But now God has set me in such a perfect place for it. I’m in Atlanta with a church plant aiming to connect people into a new community. For the first time, I don’t just want those people in my community because I know it’s good for them, but because I actually want godly friends who don’t live an hour away. It’s not this huge sacrifice I am making; it’s just something I eagerly want to do.
In preparing for this, I ordered a new Bible study last week. When I tore that package open and perused through my new Bible study material, I was filled with joy and excitement to start sharing this with new believers. There was just one problem—there was no one to do it with. Having been part of a previous church plant, I’ve learned that discipleship isn’t something I can force people into and it’s not something I am in control of, so I started praying that if God wanted me to invest time into this, he would send me someone willing to learn and to grow in him. Just a few days later, someone came up to me at church and told me that he’s been in contact with a woman we had witnessed to a few weeks back and she wants us to come over and do Bible studies with her.
It is such a joy to look back and see the place that God has brought me out of and to experience the joy that comes from a life lived trusting his goodness and his sovereignty. Many of my old dreams died, but now I have a clean slate. I get to watch God replace the old dreams with new, refined dreams. I get to look forward to the future with a better taste of the risks I’m taking in doing so. I am thankful for all of the good that has been and is being produced through the tension of living through lonely seasons. I am thankful that I’m not that girl wasting my nights on fleeting pleasures in effort to replace my eternal purpose. Most of all, I am thankful that I learned I don’t have to live my life forcing everything into place, I just have to faithfully run to God and trust him as I take small steps of obedience. God does the work of making me stand firm in him, but I will only experience his power and joy when I trust him enough to let him lead me.

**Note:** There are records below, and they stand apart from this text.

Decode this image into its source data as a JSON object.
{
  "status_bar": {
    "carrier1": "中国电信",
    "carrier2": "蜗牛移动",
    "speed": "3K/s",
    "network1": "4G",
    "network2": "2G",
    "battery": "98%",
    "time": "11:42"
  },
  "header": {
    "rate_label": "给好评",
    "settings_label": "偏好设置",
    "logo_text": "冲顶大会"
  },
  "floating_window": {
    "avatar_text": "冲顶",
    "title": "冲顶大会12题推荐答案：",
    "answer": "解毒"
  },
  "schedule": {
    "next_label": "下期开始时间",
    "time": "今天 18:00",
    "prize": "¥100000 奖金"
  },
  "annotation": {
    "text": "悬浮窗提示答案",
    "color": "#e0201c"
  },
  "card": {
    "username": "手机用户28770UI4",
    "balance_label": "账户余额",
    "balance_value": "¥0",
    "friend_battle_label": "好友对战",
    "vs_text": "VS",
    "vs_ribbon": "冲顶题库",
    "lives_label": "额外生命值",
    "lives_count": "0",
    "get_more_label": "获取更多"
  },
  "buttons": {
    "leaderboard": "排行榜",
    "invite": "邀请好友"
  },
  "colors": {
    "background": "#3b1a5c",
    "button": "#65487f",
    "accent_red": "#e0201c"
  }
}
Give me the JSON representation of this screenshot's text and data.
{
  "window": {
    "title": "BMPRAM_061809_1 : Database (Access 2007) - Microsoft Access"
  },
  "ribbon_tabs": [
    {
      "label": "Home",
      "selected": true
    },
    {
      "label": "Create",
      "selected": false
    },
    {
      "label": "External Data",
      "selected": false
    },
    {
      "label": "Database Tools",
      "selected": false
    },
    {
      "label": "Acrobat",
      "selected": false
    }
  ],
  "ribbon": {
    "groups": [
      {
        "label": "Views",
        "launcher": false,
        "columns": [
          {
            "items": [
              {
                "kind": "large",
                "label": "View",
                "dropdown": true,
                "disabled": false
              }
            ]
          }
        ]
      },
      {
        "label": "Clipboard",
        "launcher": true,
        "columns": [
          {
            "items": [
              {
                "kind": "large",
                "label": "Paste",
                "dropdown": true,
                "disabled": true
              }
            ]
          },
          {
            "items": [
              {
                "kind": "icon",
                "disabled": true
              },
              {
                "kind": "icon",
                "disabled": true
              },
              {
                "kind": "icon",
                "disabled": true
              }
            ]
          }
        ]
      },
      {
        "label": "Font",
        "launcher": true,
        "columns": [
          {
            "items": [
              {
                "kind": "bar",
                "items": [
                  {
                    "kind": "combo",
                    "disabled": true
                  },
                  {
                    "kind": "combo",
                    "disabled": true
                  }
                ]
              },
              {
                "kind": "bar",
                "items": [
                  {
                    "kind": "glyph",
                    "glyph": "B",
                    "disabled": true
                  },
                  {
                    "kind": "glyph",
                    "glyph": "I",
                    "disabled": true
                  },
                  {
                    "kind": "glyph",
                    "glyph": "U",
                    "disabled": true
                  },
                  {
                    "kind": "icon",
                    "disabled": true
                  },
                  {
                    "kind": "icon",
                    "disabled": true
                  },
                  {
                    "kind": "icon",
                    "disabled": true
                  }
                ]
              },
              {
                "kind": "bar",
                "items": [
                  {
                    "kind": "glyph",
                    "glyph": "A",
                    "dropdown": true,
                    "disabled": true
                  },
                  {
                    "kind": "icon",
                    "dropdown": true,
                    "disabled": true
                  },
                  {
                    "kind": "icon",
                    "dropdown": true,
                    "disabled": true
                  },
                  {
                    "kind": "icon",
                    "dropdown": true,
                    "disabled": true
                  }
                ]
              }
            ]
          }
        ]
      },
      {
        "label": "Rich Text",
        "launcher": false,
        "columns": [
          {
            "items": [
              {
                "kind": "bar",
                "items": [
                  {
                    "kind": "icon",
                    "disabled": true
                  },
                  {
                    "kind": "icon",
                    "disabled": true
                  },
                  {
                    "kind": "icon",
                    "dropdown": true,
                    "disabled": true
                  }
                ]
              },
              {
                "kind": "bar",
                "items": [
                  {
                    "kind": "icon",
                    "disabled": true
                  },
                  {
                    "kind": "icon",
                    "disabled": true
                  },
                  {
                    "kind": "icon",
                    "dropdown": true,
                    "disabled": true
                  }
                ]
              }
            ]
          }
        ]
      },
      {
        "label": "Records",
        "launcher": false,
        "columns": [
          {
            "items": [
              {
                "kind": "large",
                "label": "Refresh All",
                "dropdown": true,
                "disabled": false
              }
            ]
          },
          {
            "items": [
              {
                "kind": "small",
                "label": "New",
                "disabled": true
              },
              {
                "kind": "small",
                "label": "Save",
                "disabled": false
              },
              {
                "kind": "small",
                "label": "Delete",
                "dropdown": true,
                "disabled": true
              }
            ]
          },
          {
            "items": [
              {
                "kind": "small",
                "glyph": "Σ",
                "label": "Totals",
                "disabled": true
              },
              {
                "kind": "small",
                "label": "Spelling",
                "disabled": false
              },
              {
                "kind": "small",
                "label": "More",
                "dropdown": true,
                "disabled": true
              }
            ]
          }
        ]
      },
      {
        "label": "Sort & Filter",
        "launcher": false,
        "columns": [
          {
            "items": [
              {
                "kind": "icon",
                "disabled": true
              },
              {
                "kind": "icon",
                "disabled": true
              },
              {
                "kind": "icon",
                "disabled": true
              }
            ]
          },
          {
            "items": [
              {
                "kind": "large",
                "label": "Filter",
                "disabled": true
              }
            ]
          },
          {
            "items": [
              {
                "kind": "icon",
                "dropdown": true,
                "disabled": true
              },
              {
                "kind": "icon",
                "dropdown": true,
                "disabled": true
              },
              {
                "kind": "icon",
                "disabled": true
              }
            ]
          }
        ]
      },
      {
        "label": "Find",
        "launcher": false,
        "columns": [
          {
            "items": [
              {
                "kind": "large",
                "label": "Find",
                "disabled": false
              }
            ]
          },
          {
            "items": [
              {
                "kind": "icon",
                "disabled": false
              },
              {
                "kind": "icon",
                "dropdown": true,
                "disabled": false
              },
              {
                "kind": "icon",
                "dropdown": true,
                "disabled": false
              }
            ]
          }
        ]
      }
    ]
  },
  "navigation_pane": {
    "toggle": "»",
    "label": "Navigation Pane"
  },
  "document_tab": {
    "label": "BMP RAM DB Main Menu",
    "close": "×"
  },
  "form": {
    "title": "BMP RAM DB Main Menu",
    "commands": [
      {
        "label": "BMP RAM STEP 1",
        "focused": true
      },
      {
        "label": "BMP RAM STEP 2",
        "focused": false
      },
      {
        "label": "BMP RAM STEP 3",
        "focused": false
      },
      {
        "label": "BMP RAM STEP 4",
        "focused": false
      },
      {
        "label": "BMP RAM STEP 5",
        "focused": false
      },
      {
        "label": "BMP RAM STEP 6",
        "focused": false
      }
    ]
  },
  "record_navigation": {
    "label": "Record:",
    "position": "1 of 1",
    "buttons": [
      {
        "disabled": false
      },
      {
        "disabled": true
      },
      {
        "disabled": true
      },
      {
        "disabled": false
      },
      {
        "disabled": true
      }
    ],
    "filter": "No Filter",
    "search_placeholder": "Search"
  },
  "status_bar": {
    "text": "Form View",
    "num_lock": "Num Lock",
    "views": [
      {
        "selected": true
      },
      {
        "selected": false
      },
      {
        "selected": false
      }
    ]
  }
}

“For no matter how many promises God has made, they are “Yes” in Christ. And so through him the “Amen” is spoken by us to the glory of God. Now it is God who makes both us and you stand firm in Christ. He anointed us, set his seal of ownership on us, and put his Spirit in our hearts as a deposit, guaranteeing what is to come… Not that we lord it over your faith, but we work with you for your joy, because it is by faith you stand firm.”
2 Corinthians 1:20-22, 24